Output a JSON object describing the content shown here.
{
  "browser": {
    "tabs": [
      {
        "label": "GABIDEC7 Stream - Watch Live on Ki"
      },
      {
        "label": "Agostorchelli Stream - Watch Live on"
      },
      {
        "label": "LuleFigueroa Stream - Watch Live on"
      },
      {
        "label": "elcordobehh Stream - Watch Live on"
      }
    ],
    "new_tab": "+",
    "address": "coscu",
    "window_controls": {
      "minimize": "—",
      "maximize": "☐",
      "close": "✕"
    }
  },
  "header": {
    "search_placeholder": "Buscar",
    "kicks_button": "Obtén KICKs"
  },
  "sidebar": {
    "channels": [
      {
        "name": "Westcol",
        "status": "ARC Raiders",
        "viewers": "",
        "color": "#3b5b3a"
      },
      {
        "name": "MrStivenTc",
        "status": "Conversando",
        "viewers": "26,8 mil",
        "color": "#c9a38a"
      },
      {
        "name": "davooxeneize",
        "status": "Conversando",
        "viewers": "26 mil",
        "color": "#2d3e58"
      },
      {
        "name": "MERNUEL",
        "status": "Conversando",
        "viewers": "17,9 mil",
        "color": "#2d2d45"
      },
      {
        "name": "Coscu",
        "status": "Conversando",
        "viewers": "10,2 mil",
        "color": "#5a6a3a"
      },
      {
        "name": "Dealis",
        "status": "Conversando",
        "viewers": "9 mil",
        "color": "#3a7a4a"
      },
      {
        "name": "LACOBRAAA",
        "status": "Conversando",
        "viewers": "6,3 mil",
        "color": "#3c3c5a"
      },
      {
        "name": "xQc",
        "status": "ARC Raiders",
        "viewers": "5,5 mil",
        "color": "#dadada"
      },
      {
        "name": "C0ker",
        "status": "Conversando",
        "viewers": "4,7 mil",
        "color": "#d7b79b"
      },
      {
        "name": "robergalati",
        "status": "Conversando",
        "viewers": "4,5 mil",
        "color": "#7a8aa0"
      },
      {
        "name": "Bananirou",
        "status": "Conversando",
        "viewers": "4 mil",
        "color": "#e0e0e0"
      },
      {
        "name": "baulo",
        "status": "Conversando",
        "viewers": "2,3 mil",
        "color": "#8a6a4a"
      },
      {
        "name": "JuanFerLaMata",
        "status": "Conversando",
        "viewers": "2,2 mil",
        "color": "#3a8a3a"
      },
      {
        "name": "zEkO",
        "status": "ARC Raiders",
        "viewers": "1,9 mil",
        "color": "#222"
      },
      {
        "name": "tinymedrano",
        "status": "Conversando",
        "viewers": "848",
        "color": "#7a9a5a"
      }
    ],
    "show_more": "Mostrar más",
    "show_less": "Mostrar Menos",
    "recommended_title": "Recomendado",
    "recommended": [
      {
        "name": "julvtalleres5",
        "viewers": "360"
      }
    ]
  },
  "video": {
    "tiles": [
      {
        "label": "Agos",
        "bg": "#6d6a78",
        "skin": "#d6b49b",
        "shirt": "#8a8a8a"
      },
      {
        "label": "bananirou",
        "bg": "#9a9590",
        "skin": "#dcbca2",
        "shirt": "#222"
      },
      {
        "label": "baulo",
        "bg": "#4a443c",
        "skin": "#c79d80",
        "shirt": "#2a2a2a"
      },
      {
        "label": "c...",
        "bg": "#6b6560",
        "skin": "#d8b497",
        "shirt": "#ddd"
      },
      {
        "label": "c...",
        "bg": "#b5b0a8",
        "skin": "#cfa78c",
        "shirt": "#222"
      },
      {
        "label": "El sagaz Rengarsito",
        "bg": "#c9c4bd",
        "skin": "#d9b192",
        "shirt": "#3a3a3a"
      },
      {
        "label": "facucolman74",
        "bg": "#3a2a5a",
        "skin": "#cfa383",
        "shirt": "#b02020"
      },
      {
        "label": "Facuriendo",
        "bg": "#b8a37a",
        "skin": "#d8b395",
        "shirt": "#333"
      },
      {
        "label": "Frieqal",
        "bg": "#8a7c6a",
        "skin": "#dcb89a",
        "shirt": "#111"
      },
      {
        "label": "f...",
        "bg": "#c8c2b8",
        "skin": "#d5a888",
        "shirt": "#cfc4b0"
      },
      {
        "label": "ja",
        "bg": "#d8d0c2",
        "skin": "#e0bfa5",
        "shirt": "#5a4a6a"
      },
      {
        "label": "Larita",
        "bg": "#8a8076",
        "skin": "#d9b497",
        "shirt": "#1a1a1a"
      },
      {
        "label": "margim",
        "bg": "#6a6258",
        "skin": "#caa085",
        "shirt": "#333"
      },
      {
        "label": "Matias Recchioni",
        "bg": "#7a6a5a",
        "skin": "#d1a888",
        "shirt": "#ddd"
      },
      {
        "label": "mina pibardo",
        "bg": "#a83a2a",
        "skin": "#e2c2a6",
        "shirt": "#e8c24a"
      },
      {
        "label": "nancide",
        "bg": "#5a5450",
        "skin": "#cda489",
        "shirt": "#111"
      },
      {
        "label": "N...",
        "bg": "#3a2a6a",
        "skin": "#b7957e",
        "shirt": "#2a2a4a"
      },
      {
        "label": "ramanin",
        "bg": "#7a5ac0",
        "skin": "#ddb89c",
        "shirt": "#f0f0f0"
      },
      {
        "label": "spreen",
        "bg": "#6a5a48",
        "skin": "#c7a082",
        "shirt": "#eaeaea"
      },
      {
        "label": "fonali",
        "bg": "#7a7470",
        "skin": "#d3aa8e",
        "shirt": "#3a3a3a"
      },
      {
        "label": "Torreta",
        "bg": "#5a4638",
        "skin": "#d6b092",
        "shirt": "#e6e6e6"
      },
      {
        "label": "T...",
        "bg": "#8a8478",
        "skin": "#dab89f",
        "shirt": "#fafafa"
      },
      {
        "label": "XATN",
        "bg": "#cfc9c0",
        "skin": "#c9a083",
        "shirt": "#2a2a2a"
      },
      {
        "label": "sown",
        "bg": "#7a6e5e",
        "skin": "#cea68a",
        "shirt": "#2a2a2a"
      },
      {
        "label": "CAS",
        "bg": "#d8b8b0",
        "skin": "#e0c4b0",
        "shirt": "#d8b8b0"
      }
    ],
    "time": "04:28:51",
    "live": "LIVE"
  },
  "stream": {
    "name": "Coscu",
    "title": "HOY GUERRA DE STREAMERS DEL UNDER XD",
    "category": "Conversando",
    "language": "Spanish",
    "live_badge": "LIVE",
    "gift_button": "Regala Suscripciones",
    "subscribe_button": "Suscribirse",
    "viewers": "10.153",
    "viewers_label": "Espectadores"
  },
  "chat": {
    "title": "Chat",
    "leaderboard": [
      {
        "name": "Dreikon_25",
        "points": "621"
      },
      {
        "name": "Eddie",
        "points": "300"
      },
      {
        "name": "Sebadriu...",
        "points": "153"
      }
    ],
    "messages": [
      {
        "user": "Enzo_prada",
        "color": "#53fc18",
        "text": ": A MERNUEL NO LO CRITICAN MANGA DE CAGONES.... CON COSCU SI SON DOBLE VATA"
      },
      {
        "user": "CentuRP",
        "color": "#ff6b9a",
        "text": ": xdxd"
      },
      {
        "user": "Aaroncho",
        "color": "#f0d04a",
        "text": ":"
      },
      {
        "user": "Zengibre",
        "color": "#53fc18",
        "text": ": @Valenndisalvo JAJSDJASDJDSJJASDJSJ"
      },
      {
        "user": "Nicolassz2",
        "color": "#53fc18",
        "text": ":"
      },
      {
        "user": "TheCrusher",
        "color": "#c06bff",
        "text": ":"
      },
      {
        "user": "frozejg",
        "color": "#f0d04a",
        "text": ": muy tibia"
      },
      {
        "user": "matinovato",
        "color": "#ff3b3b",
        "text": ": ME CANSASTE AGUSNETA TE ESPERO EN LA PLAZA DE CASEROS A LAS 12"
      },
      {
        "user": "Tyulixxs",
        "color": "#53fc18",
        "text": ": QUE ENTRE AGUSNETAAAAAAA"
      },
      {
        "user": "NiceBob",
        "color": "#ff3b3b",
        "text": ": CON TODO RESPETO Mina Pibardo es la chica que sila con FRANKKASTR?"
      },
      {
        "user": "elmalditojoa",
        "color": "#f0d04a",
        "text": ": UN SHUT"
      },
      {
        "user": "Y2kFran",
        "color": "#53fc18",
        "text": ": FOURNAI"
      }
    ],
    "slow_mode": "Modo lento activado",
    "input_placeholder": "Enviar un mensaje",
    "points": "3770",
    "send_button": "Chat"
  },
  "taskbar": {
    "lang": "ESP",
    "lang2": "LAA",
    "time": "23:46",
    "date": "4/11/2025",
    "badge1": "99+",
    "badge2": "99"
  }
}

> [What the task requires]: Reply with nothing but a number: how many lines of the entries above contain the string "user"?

> [Answer box]: 12